Philippine shares, peso rally

The Philippine stock market and the peso strengthened in response to President Joseph Estrada's decision to hold off on constitutional reform but analysts said foreign investment could be affected in the long term.

The main stock market index closed 2.29 per cent higher at 2,142.25 points. Brokers said the market was boosted because holding off on constitutional change removed a politically charged issue from the national agenda.

The peso was trading at 40.2 to the dollar by mid-day against Friday's close at 40.33, also cheered by lowered perceptions of political risk dealers said.

Tokyo high-tech stocks may recover

Tokyo's battered high-tech stocks are expected to regain their poise this week, boosted after U.S. markets rallied on Friday despite a stronger than expected jobs report.

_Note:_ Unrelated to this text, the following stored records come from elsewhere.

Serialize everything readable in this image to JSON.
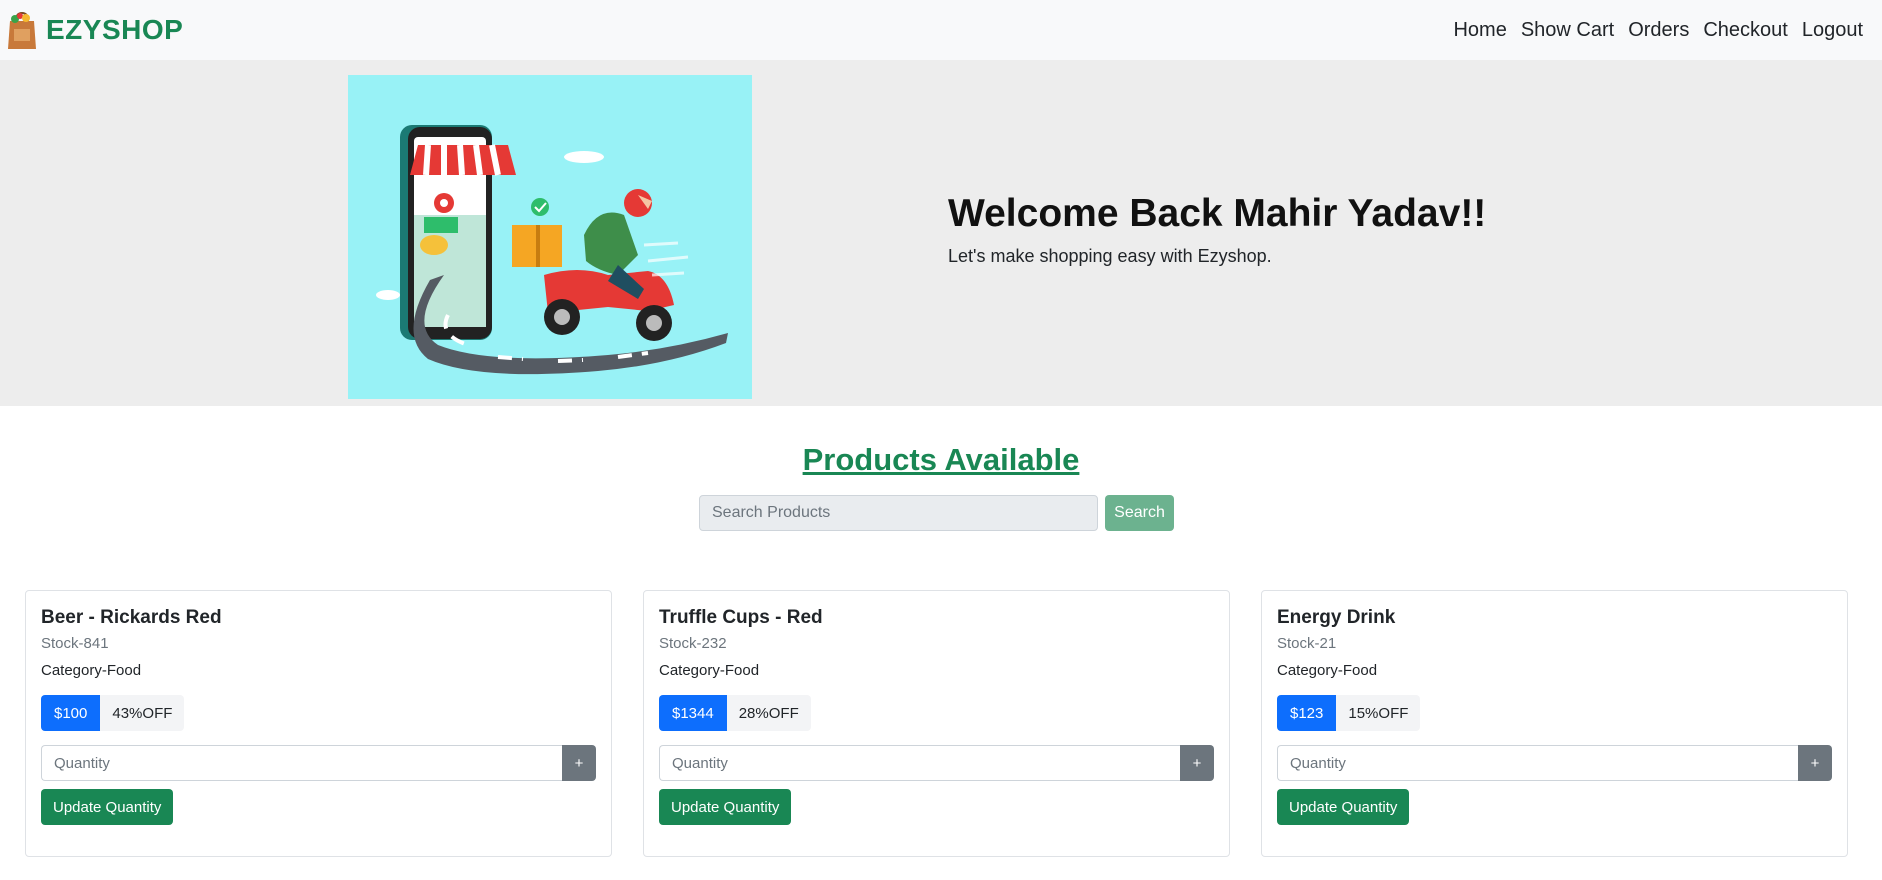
{
  "brand": {
    "name": "EZYSHOP",
    "logo_icon": "shopping-bag-icon",
    "color": "#198754"
  },
  "nav": {
    "links": [
      "Home",
      "Show Cart",
      "Orders",
      "Checkout",
      "Logout"
    ]
  },
  "hero": {
    "image_icon": "delivery-scooter-illustration",
    "title": "Welcome Back Mahir Yadav!!",
    "subtitle": "Let's make shopping easy with Ezyshop."
  },
  "products": {
    "title": "Products Available",
    "search_placeholder": "Search Products",
    "search_label": "Search"
  },
  "cards": [
    {
      "name": "Beer - Rickards Red",
      "stock": "Stock-841",
      "category": "Category-Food",
      "price": "$100",
      "discount": "43%OFF",
      "qty_placeholder": "Quantity",
      "plus_label": "+",
      "update_label": "Update Quantity"
    },
    {
      "name": "Truffle Cups - Red",
      "stock": "Stock-232",
      "category": "Category-Food",
      "price": "$1344",
      "discount": "28%OFF",
      "qty_placeholder": "Quantity",
      "plus_label": "+",
      "update_label": "Update Quantity"
    },
    {
      "name": "Energy Drink",
      "stock": "Stock-21",
      "category": "Category-Food",
      "price": "$123",
      "discount": "15%OFF",
      "qty_placeholder": "Quantity",
      "plus_label": "+",
      "update_label": "Update Quantity"
    }
  ],
  "colors": {
    "price_badge": "#0d6efd",
    "update_button": "#198754",
    "search_button": "#6cb28f",
    "hero_bg": "#ededed",
    "hero_image_bg": "#98f2f6"
  }
}
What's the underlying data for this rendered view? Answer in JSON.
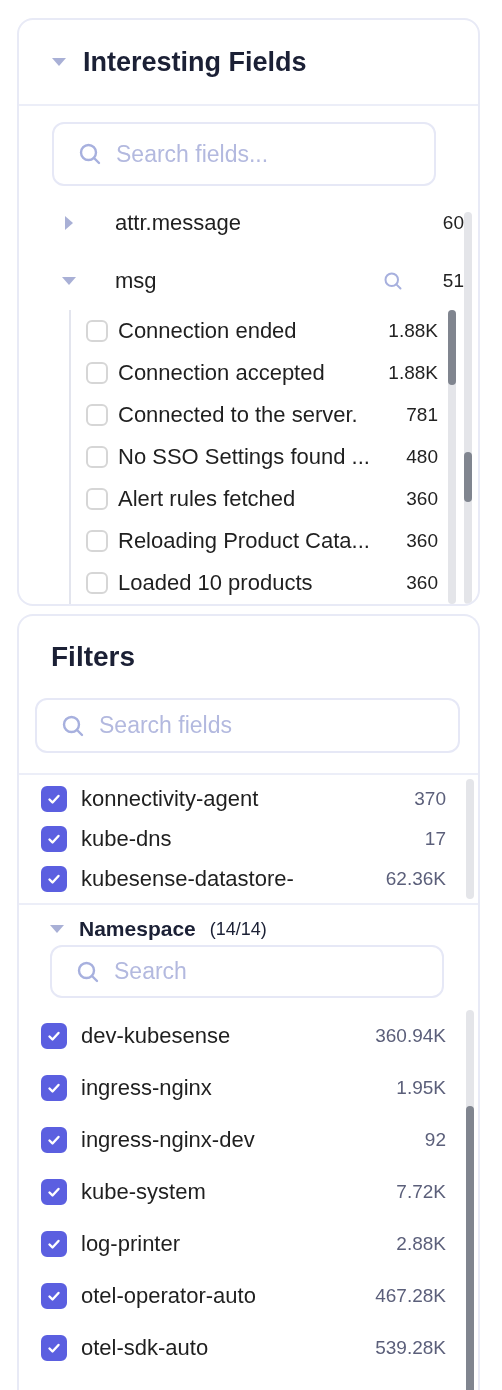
{
  "interesting_fields": {
    "title": "Interesting Fields",
    "expanded": true,
    "search": {
      "placeholder": "Search fields..."
    },
    "fields": [
      {
        "name": "attr.message",
        "count": "60",
        "expanded": false
      },
      {
        "name": "msg",
        "count": "51",
        "expanded": true,
        "values": [
          {
            "label": "Connection ended",
            "count": "1.88K",
            "checked": false
          },
          {
            "label": "Connection accepted",
            "count": "1.88K",
            "checked": false
          },
          {
            "label": "Connected to the server.",
            "count": "781",
            "checked": false
          },
          {
            "label": "No SSO Settings found ...",
            "count": "480",
            "checked": false
          },
          {
            "label": "Alert rules fetched",
            "count": "360",
            "checked": false
          },
          {
            "label": "Reloading Product Cata...",
            "count": "360",
            "checked": false
          },
          {
            "label": "Loaded 10 products",
            "count": "360",
            "checked": false
          }
        ]
      }
    ]
  },
  "filters": {
    "title": "Filters",
    "search": {
      "placeholder": "Search fields"
    },
    "items": [
      {
        "label": "konnectivity-agent",
        "count": "370",
        "checked": true
      },
      {
        "label": "kube-dns",
        "count": "17",
        "checked": true
      },
      {
        "label": "kubesense-datastore-",
        "count": "62.36K",
        "checked": true
      }
    ],
    "groups": [
      {
        "title": "Namespace",
        "count": "(14/14)",
        "expanded": true,
        "search": {
          "placeholder": "Search"
        },
        "items": [
          {
            "label": "dev-kubesense",
            "count": "360.94K",
            "checked": true
          },
          {
            "label": "ingress-nginx",
            "count": "1.95K",
            "checked": true
          },
          {
            "label": "ingress-nginx-dev",
            "count": "92",
            "checked": true
          },
          {
            "label": "kube-system",
            "count": "7.72K",
            "checked": true
          },
          {
            "label": "log-printer",
            "count": "2.88K",
            "checked": true
          },
          {
            "label": "otel-operator-auto",
            "count": "467.28K",
            "checked": true
          },
          {
            "label": "otel-sdk-auto",
            "count": "539.28K",
            "checked": true
          }
        ]
      }
    ]
  }
}
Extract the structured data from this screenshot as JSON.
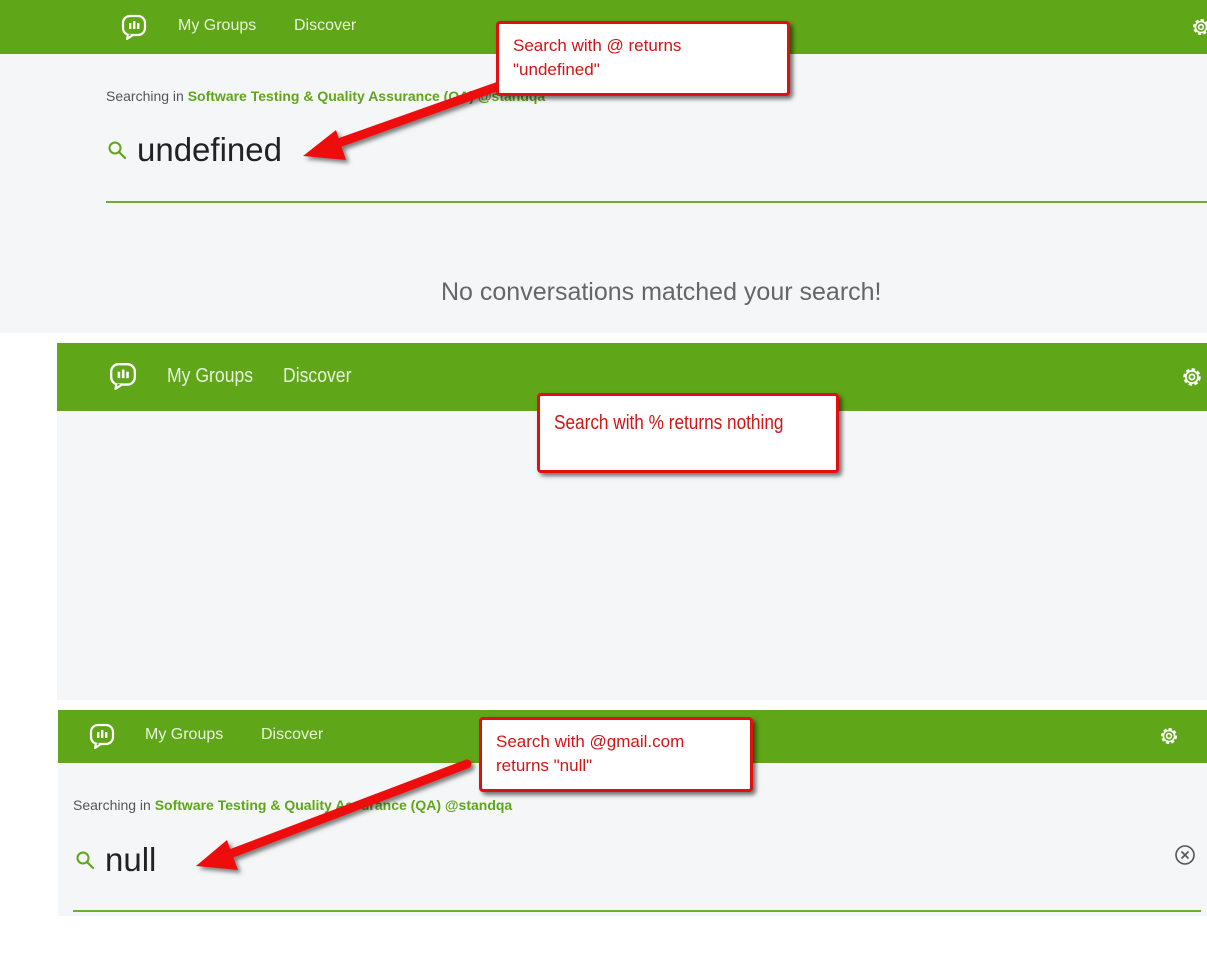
{
  "panels": [
    {
      "nav": {
        "my_groups": "My Groups",
        "discover": "Discover"
      },
      "search": {
        "context_prefix": "Searching in",
        "group_name": "Software Testing & Quality Assurance (QA) @standqa",
        "query": "undefined"
      },
      "empty_message": "No conversations matched your search!",
      "callout": {
        "line1": "Search with @ returns",
        "line2": "\"undefined\""
      }
    },
    {
      "nav": {
        "my_groups": "My Groups",
        "discover": "Discover"
      },
      "callout": {
        "line1": "Search with % returns nothing"
      }
    },
    {
      "nav": {
        "my_groups": "My Groups",
        "discover": "Discover"
      },
      "search": {
        "context_prefix": "Searching in",
        "group_name": "Software Testing & Quality Assurance (QA) @standqa",
        "query": "null"
      },
      "callout": {
        "line1": "Search with @gmail.com",
        "line2": "returns \"null\""
      }
    }
  ],
  "colors": {
    "brand_green": "#5fa618",
    "callout_red": "#e01010",
    "panel_bg": "#f5f6f7"
  },
  "icons": [
    "chat-logo-icon",
    "gear-icon",
    "search-icon",
    "clear-icon"
  ]
}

Japan's high-tech stocks suffered last week after sharp falls on the Nasdaq market— which was down as much as 10 per cent at one point from last Monday's record close—and a comment by Sony Corp's president that his company's shares were overvalued, which dragged down the whole sector.

Most traders see the Nikkei trading around 17,500 to 18,500 this week.

Bank of China plans to 'sell' silver abroad

The People's Bank of China has decided to sell some of its silver reserves on the international market the China Daily Business Weekly reported.

The move intends to create a more favourable environment for domestic silver producers the newspaper reported Pan fun of the bank's Currency, Gold and Silver Administration as saying.

The move was put into effect on 1 January ahead of the deregulation of the domestic silver market, which is expected to take place in February.

U.S. rules out sale of gold reserves

The United States has not sold any of its gold reserves and has no plans to do so, U.S. Treasury Secretary Lawrence Summers said.

"I categorically deny assertions that U.S. gold reserves were being sold off or that there is any plan to sell them off," Summers told reporters on the sidelines of an economics conference.

His denial came amid talk in the gold markets that some of the weakness in the gold price over recent years may have been caused by direct U.S. sales of gold.

World Bank to sell $3b bonds on Net

The World Bank said it plans to sell a $3 billion global bond offering over the Internet, allowing individual investors to invest in the bank which provides loans to developing nations.